Isn’t Twitter a marvellous thing? Following a link on a tweet of Jeanne Duperreault last week I came across the Canadian Poetry Online site. It is a wonderful treasure trove of a site,complete with listings of books, awards and biographical notes, as well as poems. It is also a storehouse of statements by each poet on their poetics, process and craft. You can find these by clicking on the Writing Philosophy link for each poet.
Don Coles’s magisterial piece is here.
I’ll admit, finding these statements made me almost as excited as discovering the site in the first place. Here is what Don Coles has to say about what and why he writes poems:
Philip Larkin writes somewhere of the sort of person who “will forever be surprising/ A hunger in himself to be more serious.” I think there are many such persons; and I find this hunger (so often suppressed or unacknowledged by oneself, or mocked by others) very moving, as moving as anything I can think of. I believe also that for me at any rate this “hunger to be serious” fulfills itself with great difficulty, and seldom or not at all in the daily circs of life (one is either too rushed, or, as some unprogrammed encounter with seriousness looms, too inhibited, too embarrassed); but I know that writing allows me to draw close to it. For this I am grateful to writing, grateful that forms and traditions (for example, lyric poetry) exist within which I can stalk seriousness without needing to justify what I am doing.
I love this. I love its self-knowledge, its awareness of the fleeting nature of approaching one’s core self (or selves) in order to begin to shape and capture what really matters. I love that ‘daily circs of life’, so offhand and yet filled with a sense of dread, a shorthand description of the enormous tide of information that would sweep us away at any moment, given a chance.
All of this, Coles’s notes, the poems on the site, plus his ‘statement’, reconfirmed what I already knew, that Don Coles is a great poet and should be a household name. I have one book of his, the UK publication by the heroic Arc Publications of his 1994 New and Selected Poems: Someone Has Stayed in Stockholm. If you do not know it, it is a completely transformative book, taking the reader into new and uncharted imaginative territories, and I urge you to buy it.
There are poems here in the voice of Kafka in love, taken from his letters and journals; a long sequence of poems about Edvard Munch ‘and his (largely untranslated diaries)’; found poetry using the Michelin Guide; and some startling meditations on mortality and aging, particularly the sequence of poems ‘Landslides (Visits to the Gericare Centre)’. As some of these titles and themes suggest, the book feels very European, not North American, in its sensibility.
(I only ever read one UK review of it, by the great Martin Stannard, and would be grateful to see more…)
I seem to remember Martin Stannard saying about ‘Photograph in a Stockholm Newspaper For March 13, 1910’ something along the lines that it takes a corny, old hat idea, ‘writing from a postcard’, and transforms it into something altogether more rich and strange than the material has any right to offer.

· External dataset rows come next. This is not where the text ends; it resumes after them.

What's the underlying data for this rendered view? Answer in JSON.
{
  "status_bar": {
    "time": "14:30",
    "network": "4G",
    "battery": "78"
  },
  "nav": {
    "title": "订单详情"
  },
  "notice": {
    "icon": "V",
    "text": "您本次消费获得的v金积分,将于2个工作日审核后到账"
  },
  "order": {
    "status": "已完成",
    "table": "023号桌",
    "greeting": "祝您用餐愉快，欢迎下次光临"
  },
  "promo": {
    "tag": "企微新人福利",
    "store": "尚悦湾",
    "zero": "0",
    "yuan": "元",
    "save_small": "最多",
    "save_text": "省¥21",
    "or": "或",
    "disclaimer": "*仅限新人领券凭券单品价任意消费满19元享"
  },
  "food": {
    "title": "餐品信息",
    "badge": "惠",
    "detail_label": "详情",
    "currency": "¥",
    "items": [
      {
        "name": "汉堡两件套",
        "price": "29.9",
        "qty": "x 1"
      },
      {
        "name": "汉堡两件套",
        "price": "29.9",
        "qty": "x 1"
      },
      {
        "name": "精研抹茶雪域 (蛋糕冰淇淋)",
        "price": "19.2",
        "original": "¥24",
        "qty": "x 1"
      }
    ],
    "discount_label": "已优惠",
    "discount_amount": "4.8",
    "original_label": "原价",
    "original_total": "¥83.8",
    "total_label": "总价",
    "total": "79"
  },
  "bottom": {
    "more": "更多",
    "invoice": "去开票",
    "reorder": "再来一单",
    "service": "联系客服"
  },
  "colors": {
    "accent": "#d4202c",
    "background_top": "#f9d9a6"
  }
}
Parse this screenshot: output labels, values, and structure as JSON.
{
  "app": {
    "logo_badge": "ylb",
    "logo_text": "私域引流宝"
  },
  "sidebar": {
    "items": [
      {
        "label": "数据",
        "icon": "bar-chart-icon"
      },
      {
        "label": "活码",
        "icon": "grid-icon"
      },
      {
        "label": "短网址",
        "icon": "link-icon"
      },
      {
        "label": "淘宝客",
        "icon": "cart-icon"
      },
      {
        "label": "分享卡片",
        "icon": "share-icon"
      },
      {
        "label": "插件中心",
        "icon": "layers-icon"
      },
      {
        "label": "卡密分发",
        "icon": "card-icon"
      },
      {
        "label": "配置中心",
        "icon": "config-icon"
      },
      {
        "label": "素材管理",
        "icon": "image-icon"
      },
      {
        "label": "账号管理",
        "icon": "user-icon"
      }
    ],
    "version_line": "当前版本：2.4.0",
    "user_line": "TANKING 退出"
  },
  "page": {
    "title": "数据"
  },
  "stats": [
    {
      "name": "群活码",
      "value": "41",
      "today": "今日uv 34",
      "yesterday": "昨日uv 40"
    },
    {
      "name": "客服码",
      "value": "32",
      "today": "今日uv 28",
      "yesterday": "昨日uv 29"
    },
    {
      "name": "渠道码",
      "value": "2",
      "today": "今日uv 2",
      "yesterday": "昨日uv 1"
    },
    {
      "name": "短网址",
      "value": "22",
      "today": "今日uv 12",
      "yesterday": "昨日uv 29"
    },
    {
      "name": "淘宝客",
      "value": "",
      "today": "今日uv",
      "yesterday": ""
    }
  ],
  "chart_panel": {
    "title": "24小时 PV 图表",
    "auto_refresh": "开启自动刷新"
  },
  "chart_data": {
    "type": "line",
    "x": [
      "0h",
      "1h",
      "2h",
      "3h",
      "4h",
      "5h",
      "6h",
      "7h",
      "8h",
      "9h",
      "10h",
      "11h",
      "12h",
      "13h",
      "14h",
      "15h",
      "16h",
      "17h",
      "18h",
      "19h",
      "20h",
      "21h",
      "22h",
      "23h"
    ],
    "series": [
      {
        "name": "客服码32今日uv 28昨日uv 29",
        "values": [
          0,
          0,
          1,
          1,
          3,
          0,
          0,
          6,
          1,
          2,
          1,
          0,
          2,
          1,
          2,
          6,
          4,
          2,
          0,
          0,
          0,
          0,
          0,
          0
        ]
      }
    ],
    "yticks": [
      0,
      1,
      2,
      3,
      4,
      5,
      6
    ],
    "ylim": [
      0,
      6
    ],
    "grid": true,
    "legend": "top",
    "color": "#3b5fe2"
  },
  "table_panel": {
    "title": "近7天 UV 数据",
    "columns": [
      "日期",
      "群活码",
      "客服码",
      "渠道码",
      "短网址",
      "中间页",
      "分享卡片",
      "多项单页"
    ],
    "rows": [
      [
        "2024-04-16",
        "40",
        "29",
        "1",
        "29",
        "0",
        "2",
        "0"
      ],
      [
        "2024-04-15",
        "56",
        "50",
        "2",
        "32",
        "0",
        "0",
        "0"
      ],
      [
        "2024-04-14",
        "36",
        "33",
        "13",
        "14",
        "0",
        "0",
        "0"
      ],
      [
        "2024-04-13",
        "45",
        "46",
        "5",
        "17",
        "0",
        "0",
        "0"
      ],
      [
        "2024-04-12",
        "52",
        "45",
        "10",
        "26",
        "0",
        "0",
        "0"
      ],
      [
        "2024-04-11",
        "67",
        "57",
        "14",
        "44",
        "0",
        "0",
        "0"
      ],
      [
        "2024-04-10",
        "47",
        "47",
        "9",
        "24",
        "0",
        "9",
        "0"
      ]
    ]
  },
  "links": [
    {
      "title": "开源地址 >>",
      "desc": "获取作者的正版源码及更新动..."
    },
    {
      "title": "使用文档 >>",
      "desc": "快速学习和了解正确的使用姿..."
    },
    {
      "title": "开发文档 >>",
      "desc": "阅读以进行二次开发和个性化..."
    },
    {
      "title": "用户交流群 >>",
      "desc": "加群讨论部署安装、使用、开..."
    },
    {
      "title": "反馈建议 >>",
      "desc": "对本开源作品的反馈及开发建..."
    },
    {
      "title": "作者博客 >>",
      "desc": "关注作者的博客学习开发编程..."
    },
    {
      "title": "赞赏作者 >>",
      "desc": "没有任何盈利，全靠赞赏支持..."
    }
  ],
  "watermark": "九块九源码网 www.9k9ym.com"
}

The poem achieves this by containing very little actual description or reporting on the visual material; it is much more of a meditation, in a recursive and speculative way, about how humans choose ‘to last’. The poem is aware of ‘complexities’ of each individual in the photograph, but does not attempt to extricate these or spell them out. In making the reader aware of this awareness the poem seems to enter into a zone of calm yet tense reflexivity which gives us only minor hints of what is going on: ‘they stand in a blur’; ‘the darksuited father’s hand/ rests on his small son’s shoulder’; there is ‘weak sunlight’.
These details are sketchy, deliberately it seems to me, but they are enough, because the miraculous closing lines, which ask us to credit evidence of the miraculous in meagre ‘daily circs’, come across not as assertion, but rather a blossoming of the idea of the possibility of ‘lasting’ at all.
Photograph in a Stockholm Newspaper For March 13, 1910
Here is a family so little famous
their names were not recorded. They stand,
indistinct as though they know it’s right,
in this slum courtyard
in weak sunlight. The darksuited father’s hand
rests on his small son’s shoulder,
mother and daughter are on either side
of the open door. It is a Sunday
or we may suppose they would not be
together like this, motionless
for the photographer’s early art.
To be moved by these people must seem sentimental.
We’re here years too late
to hope their blurred faces will unpack
into features we can side with
or against, or expect these bodies
will continue into those next shapes
on which we’ll base a plot.
But that’s it: not here they are, but
there they were. Safe now from even
their own complexities -what luck
not to be asked their names!- and proof
against our most intricate pursuit,
they stand in a blur that seems
no error of focus but an inspired rendering
of how they chose to last,
admitting nothing except that once
they were. That hand rested
on that shoulder. The four of them stood there.
There was a little sunlight.
We shall never learn more. They seem
miraculous. They persuade me
all will be well.
from Someone has Stayed in Stockholm: New and Selected Poems (Arc, 1994)